Celebrated authors have condemned Birmingham library service after it revealed it would no longer buy new books - relying on public donations instead.
The stark situation was exposed by a library leaflet entitled "Books required!" asking for books and newspapers.
The move prompted a quick reaction by Stourbridge-born author SJ Watson, who wrote Before I Go to Sleep, which was turned into a film staring Nicole Kidman and Colin Firth.
He said he was saddened and angered by the admission.
The sorry revelation comes less than two years after the blaze of publicity surrounding the opening of the landmark £189 million Library of Birmingham.
But Birmingham City Council claimed it had to make "hard choices" to keep community libraries open amid a cut in funding from the Government.
Mr Watson told the Post the city would pay a heavy price.
He said it was the libraries of the Midlands which fired his passion for literature and feared today's youngsters would not get that opportunity.
"The library nurtured my imagination, it was where I learned about the world, at least as important as school," he said.
"Those five books a week made me the person I am today. Libraries are a lifeline and an escape route, for everyone, and particularly important for those families who cannot afford to buy books.
"The news spending cuts have resulted in shortened opening hours for libraries and have now reduced Birmingham libraries to having to beg for books saddens me hugely and angers me.
"This devaluing of such a vital resource for our communities is short-sighted and ugly and I'm worry for the future of our culture and our arts. Books, and the ideas within them, should be available to everyone."
The setback for the service follows something of a turnaround in recent weeks.
The Library of Birmingham, which costs the council about £22 million a year, is currently open only 40 hours a week, including six hours at weekends, as a result of cutbacks which saw 100 staff made redundant.
However, Coun Penny Holbrook, council cabinet member for skills, learning and culture, announced a series of deals in recent weeks which had promised a brighter future.
A tie-in with the British Library and a deal with Google to host a digital training base at the venue were followed by news that the Brasshouse Language Centre would relocate there - meaning the doors would open from 9am to 9pm on weekdays.

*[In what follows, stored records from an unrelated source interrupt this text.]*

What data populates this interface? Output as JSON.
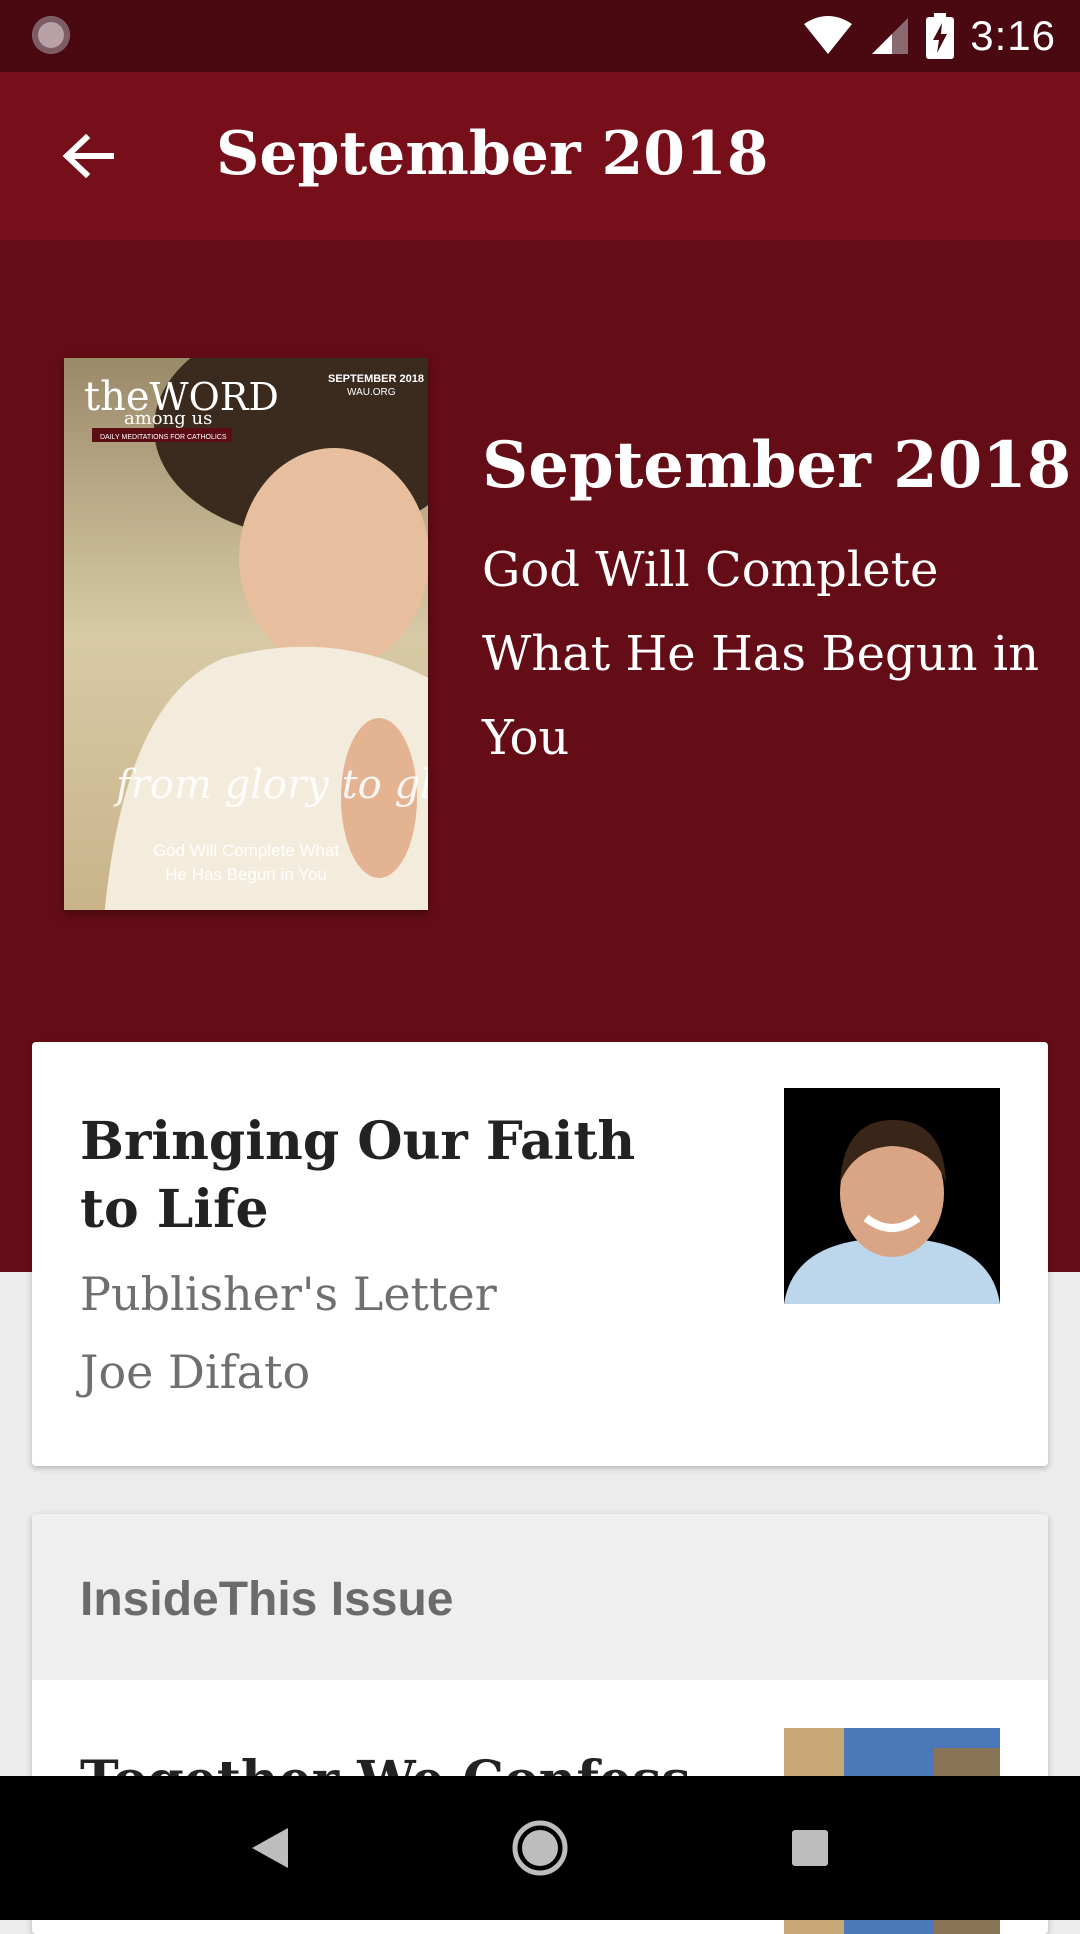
{
  "status_bar": {
    "time": "3:16"
  },
  "toolbar": {
    "title": "September 2018"
  },
  "issue": {
    "title": "September 2018",
    "subtitle": "God Will Complete What He Has Begun in You",
    "cover": {
      "brand_small": "THE",
      "brand_word": "the WORD",
      "brand_among": "among us",
      "tagline": "DAILY MEDITATIONS FOR CATHOLICS",
      "date": "SEPTEMBER 2018",
      "site": "WAU.ORG",
      "script_title": "from glory to glory",
      "caption_line1": "God Will Complete What",
      "caption_line2": "He Has Begun in You"
    }
  },
  "featured_article": {
    "title": "Bringing Our Faith to Life",
    "category": "Publisher's Letter",
    "author": "Joe Difato"
  },
  "inside_section": {
    "header": "InsideThis Issue",
    "first_item_title": "Together We Confess"
  },
  "colors": {
    "status_bar": "#4a0911",
    "toolbar": "#760f1a",
    "hero": "#650d16"
  }
}
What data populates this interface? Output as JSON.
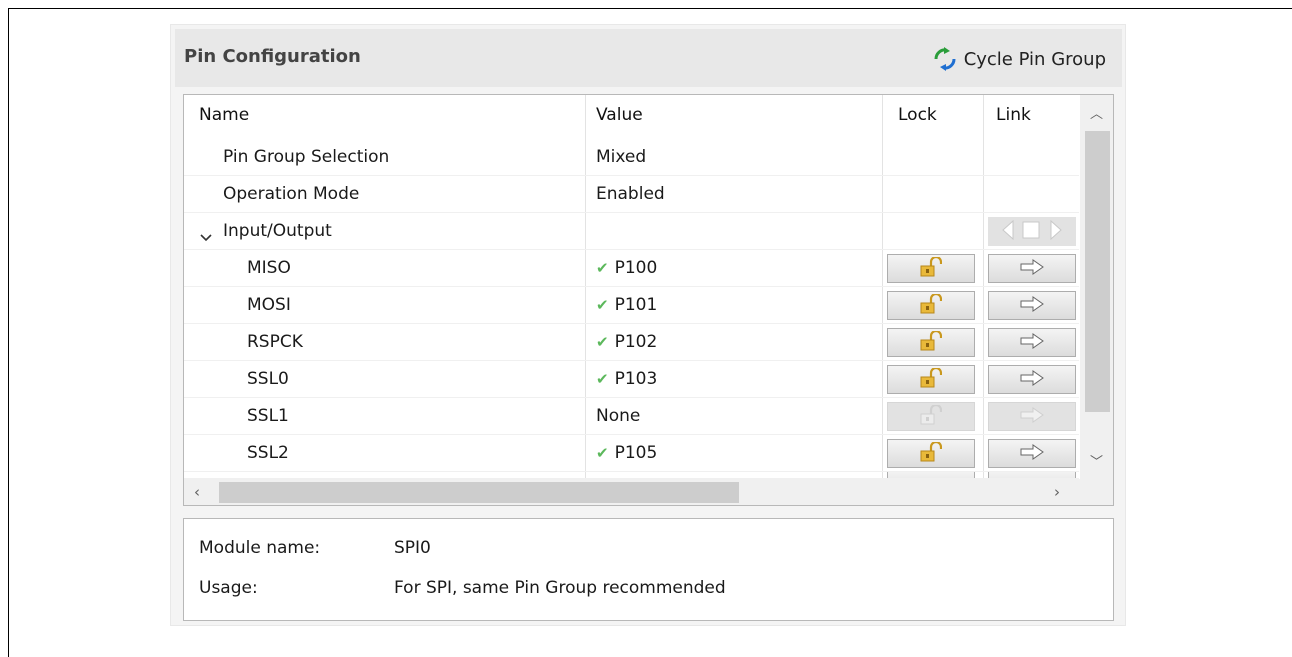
{
  "panel": {
    "title": "Pin Configuration",
    "cycle_button_label": "Cycle Pin Group",
    "cycle_icon": "cycle-arrows-icon"
  },
  "table": {
    "columns": [
      "Name",
      "Value",
      "Lock",
      "Link"
    ],
    "rows": [
      {
        "name": "Pin Group Selection",
        "value": "Mixed",
        "check": false
      },
      {
        "name": "Operation Mode",
        "value": "Enabled",
        "check": false
      },
      {
        "name": "Input/Output",
        "value": "",
        "check": false,
        "expanded": true
      },
      {
        "name": "MISO",
        "value": "P100",
        "check": true
      },
      {
        "name": "MOSI",
        "value": "P101",
        "check": true
      },
      {
        "name": "RSPCK",
        "value": "P102",
        "check": true
      },
      {
        "name": "SSL0",
        "value": "P103",
        "check": true
      },
      {
        "name": "SSL1",
        "value": "None",
        "check": false,
        "disabled": true
      },
      {
        "name": "SSL2",
        "value": "P105",
        "check": true
      }
    ],
    "icons": {
      "check": "green-check-icon",
      "lock": "unlocked-padlock-icon",
      "link": "right-arrow-icon",
      "pair": "pair-arrows-icon"
    }
  },
  "info": {
    "module_label": "Module name:",
    "module_value": "SPI0",
    "usage_label": "Usage:",
    "usage_value": "For SPI, same Pin Group recommended"
  },
  "colors": {
    "check": "#5cb85c",
    "lock_gold": "#d4a62a",
    "header_bg": "#e8e8e8"
  }
}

But the funding climate remains tough - not least because the Library of Birmingham costs close to £1 million a month in interest repayments alone - and last week it was announced the tourist information centre would close.

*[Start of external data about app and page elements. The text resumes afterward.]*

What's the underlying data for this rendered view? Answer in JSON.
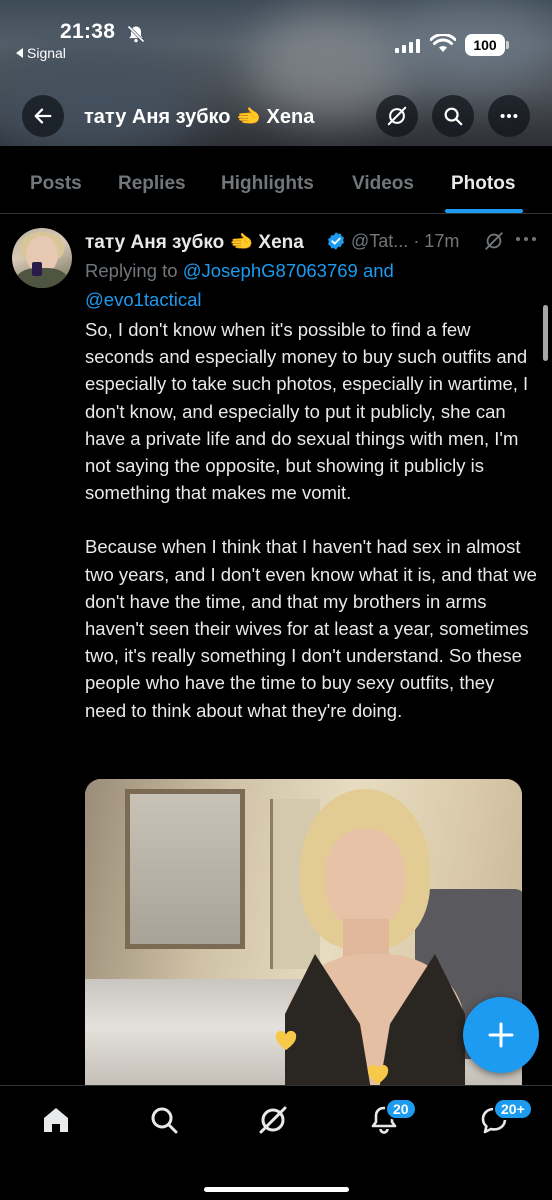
{
  "status_bar": {
    "time": "21:38",
    "back_app": "Signal",
    "battery": "100"
  },
  "nav": {
    "title": "тату Аня зубко 🫲 Xena"
  },
  "tabs": [
    {
      "label": "Posts",
      "active": false
    },
    {
      "label": "Replies",
      "active": false
    },
    {
      "label": "Highlights",
      "active": false
    },
    {
      "label": "Videos",
      "active": false
    },
    {
      "label": "Photos",
      "active": true
    }
  ],
  "tweet": {
    "author_name": "тату Аня зубко 🫲 Xena",
    "handle": "@Tat...",
    "time_ago": "· 17m",
    "replying_to_label": "Replying to",
    "mention_1": "@JosephG87063769",
    "and_label": "and",
    "mention_2": "@evo1tactical",
    "paragraph_1": "So, I don't know when it's possible to find a few seconds and especially money to buy such outfits and especially to take such photos, especially in wartime, I don't know, and especially to put it publicly, she can have a private life and do sexual things with men, I'm not saying the opposite, but showing it publicly is something that makes me vomit.",
    "paragraph_2": "Because when I think that I haven't had sex in almost two years, and I don't even know what it is, and that we don't have the time, and that my brothers in arms haven't seen their wives for at least a year, sometimes two, it's really something I don't understand. So these people who have the time to buy sexy outfits, they need to think about what they're doing."
  },
  "bottom_nav": {
    "notifications_badge": "20",
    "messages_badge": "20+"
  },
  "colors": {
    "accent": "#1d9bf0",
    "background": "#000000",
    "text_primary": "#e7e9ea",
    "text_secondary": "#71767b"
  }
}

Coun Holbrook (Lab Stockland Green) confirmed there was a "pause on the book fund" and that a "‘few libraries" were seeking donations.
She said: "Councils across the country are having to make hard choices about what can be afforded and we simply cannot continue to do everything and fund everything we historically have.
"We are continuing to look at how we secure the future of all our community libraries but whilst that work is under way we need to make tough choices to save money. One of those choices is a pause on the book fund."
She added: "Whilst we have not corporately asked for donations from the public and this is the actions of a few libraries, we do of course welcome any support the public wish to give our community libraries and the council in general, however we do not expect the public to make up for cuts to the budget from the Government."
Many library users and other authors took to social media to express their anger at the news.
Award-winning writer Jonathan Coe, author of What a Carve Up!, tweeted: "The situation in Birmingham libraries is just going from bad to worse."
His sentiments were echoed by Twitter user Aaron, who wrote: "They also cut opening hours. It's pathetic."
But Coun Hollbrook added: "We have never had a situation where we have bought every book suggested to us and at the moment we need to examine all requests for new purchases on a case-by-case basis depending on demand.
"We have always made choices about which books to buy but clearly we need to be careful and buy those books that are most needed."